Application: This lesson also affords opportunity to proclaim Realized Eschatology, the urgency of deciding to serve Christ right away, and given this urgency Christians are to live “in,” but not “of” the world (Sanctification).
We return this Sunday to a text in the first of the synoptic gospels to be written, a book that was perhaps the source of other gospels, perhaps based on oral traditions of the passion narrative and accounts of Jesus’ sayings (the so-called Q-source). Probably written prior to the fall of Jerusalem in 70 AD, this anonymous work is traditionally ascribed to John Mark, perhaps referred to as an associate of Paul (Acts 12:12-25; 15:37; Colossians 4:10) or as Peter’s scribe (1 Peter 5:13). Some speculate that the original audience was the church in Rome (especially Gentiles), as the gospel presumes that readers are unfamiliar with Jewish customs and Palestinian geography (see 7:2-4, 31), but it also could have been written for Palestinian Christians. The lesson reports on developments at the beginning of Jesus’ activity in Galilee. It commences by noting that after John the Baptist’s arrest Jesus began proclaiming God’s good news (v. 14). This word is summarized as a call to repentance [metanoeo] and eschatological urgency (highlighting the kingdom of God [Basileia tou Theou]) (v. 15). This is the oldest, most historically authentic account of his preaching. The kingdom’s proclamation precedes the call to repentance. (This is not the priority in the parallel version in Matthew 4:17 and Luke 4:14.) An account of the call and response of Simon and his brother Andrew follows. Both are said to be fishermen who left their father Zebedee to follow Jesus (vv. 16-20). In typical Markan fashion these responses and those of others called are said to be “immediate” (at once [eutheos]) (vv. 18-20), signifying the eschatological urgency of the response. (This urgency is also reflected in the Matthean parallel account [4:22].)

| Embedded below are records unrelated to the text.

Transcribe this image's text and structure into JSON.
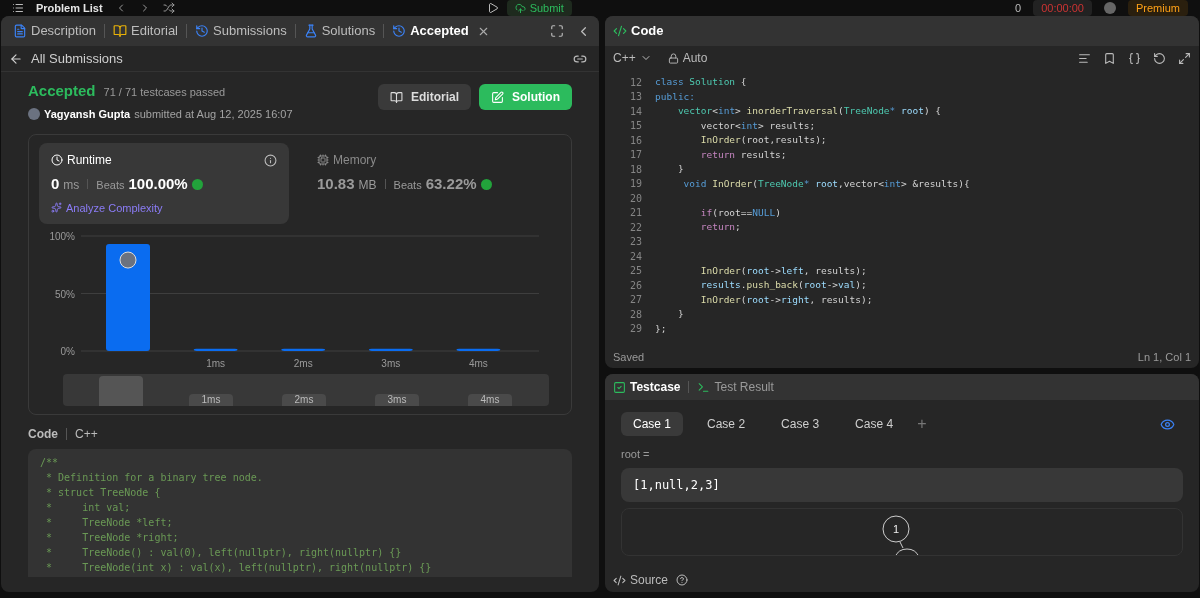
{
  "top_bar": {
    "problem_list": "Problem List",
    "submit": "Submit",
    "timer": "00:00:00",
    "streak": "0",
    "premium": "Premium"
  },
  "left_tabs": [
    {
      "label": "Description",
      "selected": false
    },
    {
      "label": "Editorial",
      "selected": false
    },
    {
      "label": "Submissions",
      "selected": false
    },
    {
      "label": "Solutions",
      "selected": false
    },
    {
      "label": "Accepted",
      "selected": true,
      "closable": true
    }
  ],
  "back_link": "All Submissions",
  "submission": {
    "status": "Accepted",
    "testcases": "71 / 71 testcases passed",
    "user": "Yagyansh Gupta",
    "submitted": "submitted at Aug 12, 2025 16:07",
    "buttons": [
      {
        "label": "Editorial",
        "kind": "secondary"
      },
      {
        "label": "Solution",
        "kind": "primary"
      }
    ]
  },
  "stats": [
    {
      "title": "Runtime",
      "value": "0",
      "unit": "ms",
      "beats_label": "Beats",
      "beats": "100.00%",
      "selected": true,
      "link": "Analyze Complexity"
    },
    {
      "title": "Memory",
      "value": "10.83",
      "unit": "MB",
      "beats_label": "Beats",
      "beats": "63.22%",
      "selected": false
    }
  ],
  "chart_data": {
    "type": "bar",
    "categories": [
      null,
      "1ms",
      "2ms",
      "3ms",
      "4ms"
    ],
    "values": [
      93,
      2,
      2,
      2,
      2
    ],
    "ylim": [
      0,
      100
    ],
    "yticks": [
      {
        "value": 0,
        "label": "0%"
      },
      {
        "value": 50,
        "label": "50%"
      },
      {
        "value": 100,
        "label": "100%"
      }
    ]
  },
  "navigator_labels": [
    "1ms",
    "2ms",
    "3ms",
    "4ms"
  ],
  "code_section": {
    "label": "Code",
    "language": "C++",
    "lines": [
      "/**",
      " * Definition for a binary tree node.",
      " * struct TreeNode {",
      " *     int val;",
      " *     TreeNode *left;",
      " *     TreeNode *right;",
      " *     TreeNode() : val(0), left(nullptr), right(nullptr) {}",
      " *     TreeNode(int x) : val(x), left(nullptr), right(nullptr) {}"
    ]
  },
  "editor": {
    "title": "Code",
    "language": "C++",
    "mode": "Auto",
    "status": "Saved",
    "cursor": "Ln 1, Col 1",
    "lines": [
      {
        "n": "12",
        "tokens": [
          {
            "kind": "kw",
            "text": "class "
          },
          {
            "kind": "type",
            "text": "Solution"
          },
          {
            "kind": "p",
            "text": " {"
          }
        ]
      },
      {
        "n": "13",
        "tokens": [
          {
            "kind": "kw",
            "text": "public:"
          }
        ]
      },
      {
        "n": "14",
        "tokens": [
          {
            "kind": "type",
            "text": "    vector"
          },
          {
            "kind": "p",
            "text": "<"
          },
          {
            "kind": "kw",
            "text": "int"
          },
          {
            "kind": "p",
            "text": "> "
          },
          {
            "kind": "fn",
            "text": "inorderTraversal"
          },
          {
            "kind": "p",
            "text": "("
          },
          {
            "kind": "type",
            "text": "TreeNode"
          },
          {
            "kind": "kw",
            "text": "*"
          },
          {
            "kind": "var",
            "text": " root"
          },
          {
            "kind": "p",
            "text": ") {"
          }
        ]
      },
      {
        "n": "15",
        "tokens": [
          {
            "kind": "p",
            "text": "        vector<"
          },
          {
            "kind": "kw",
            "text": "int"
          },
          {
            "kind": "p",
            "text": "> results;"
          }
        ]
      },
      {
        "n": "16",
        "tokens": [
          {
            "kind": "fn",
            "text": "        InOrder"
          },
          {
            "kind": "p",
            "text": "(root,results);"
          }
        ]
      },
      {
        "n": "17",
        "tokens": [
          {
            "kind": "ctrl",
            "text": "        return"
          },
          {
            "kind": "p",
            "text": " results;"
          }
        ]
      },
      {
        "n": "18",
        "tokens": [
          {
            "kind": "p",
            "text": "    }"
          }
        ]
      },
      {
        "n": "19",
        "tokens": [
          {
            "kind": "kw",
            "text": "     void "
          },
          {
            "kind": "fn",
            "text": "InOrder"
          },
          {
            "kind": "p",
            "text": "("
          },
          {
            "kind": "type",
            "text": "TreeNode"
          },
          {
            "kind": "kw",
            "text": "*"
          },
          {
            "kind": "var",
            "text": " root"
          },
          {
            "kind": "p",
            "text": ",vector<"
          },
          {
            "kind": "kw",
            "text": "int"
          },
          {
            "kind": "p",
            "text": "> &results){"
          }
        ]
      },
      {
        "n": "20"
      },
      {
        "n": "21",
        "tokens": [
          {
            "kind": "ctrl",
            "text": "        if"
          },
          {
            "kind": "p",
            "text": "(root=="
          },
          {
            "kind": "kw",
            "text": "NULL"
          },
          {
            "kind": "p",
            "text": ")"
          }
        ]
      },
      {
        "n": "22",
        "tokens": [
          {
            "kind": "ctrl",
            "text": "        return"
          },
          {
            "kind": "p",
            "text": ";"
          }
        ]
      },
      {
        "n": "23"
      },
      {
        "n": "24"
      },
      {
        "n": "25",
        "tokens": [
          {
            "kind": "fn",
            "text": "        InOrder"
          },
          {
            "kind": "p",
            "text": "("
          },
          {
            "kind": "var",
            "text": "root"
          },
          {
            "kind": "p",
            "text": "->"
          },
          {
            "kind": "var",
            "text": "left"
          },
          {
            "kind": "p",
            "text": ", results);"
          }
        ]
      },
      {
        "n": "26",
        "tokens": [
          {
            "kind": "var",
            "text": "        results"
          },
          {
            "kind": "p",
            "text": "."
          },
          {
            "kind": "fn",
            "text": "push_back"
          },
          {
            "kind": "p",
            "text": "("
          },
          {
            "kind": "var",
            "text": "root"
          },
          {
            "kind": "p",
            "text": "->"
          },
          {
            "kind": "var",
            "text": "val"
          },
          {
            "kind": "p",
            "text": ");"
          }
        ]
      },
      {
        "n": "27",
        "tokens": [
          {
            "kind": "fn",
            "text": "        InOrder"
          },
          {
            "kind": "p",
            "text": "("
          },
          {
            "kind": "var",
            "text": "root"
          },
          {
            "kind": "p",
            "text": "->"
          },
          {
            "kind": "var",
            "text": "right"
          },
          {
            "kind": "p",
            "text": ", results);"
          }
        ]
      },
      {
        "n": "28",
        "tokens": [
          {
            "kind": "p",
            "text": "    }"
          }
        ]
      },
      {
        "n": "29",
        "tokens": [
          {
            "kind": "p",
            "text": "};"
          }
        ]
      }
    ]
  },
  "test_tabs": [
    {
      "label": "Testcase",
      "selected": true
    },
    {
      "label": "Test Result",
      "selected": false
    }
  ],
  "cases": [
    {
      "label": "Case 1",
      "selected": true
    },
    {
      "label": "Case 2",
      "selected": false
    },
    {
      "label": "Case 3",
      "selected": false
    },
    {
      "label": "Case 4",
      "selected": false
    }
  ],
  "add_case": "+",
  "input": {
    "label": "root =",
    "value": "[1,null,2,3]"
  },
  "tree_root": "1",
  "source": "Source"
}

Application: A sermon on this text will also exhort a lifestyle (Sanctification) governed by an awareness that the kingdom of God is at hand, a sense of the urgency about life (Realized Eschatology). This makes us bolder in the interests of seeing life in light of God.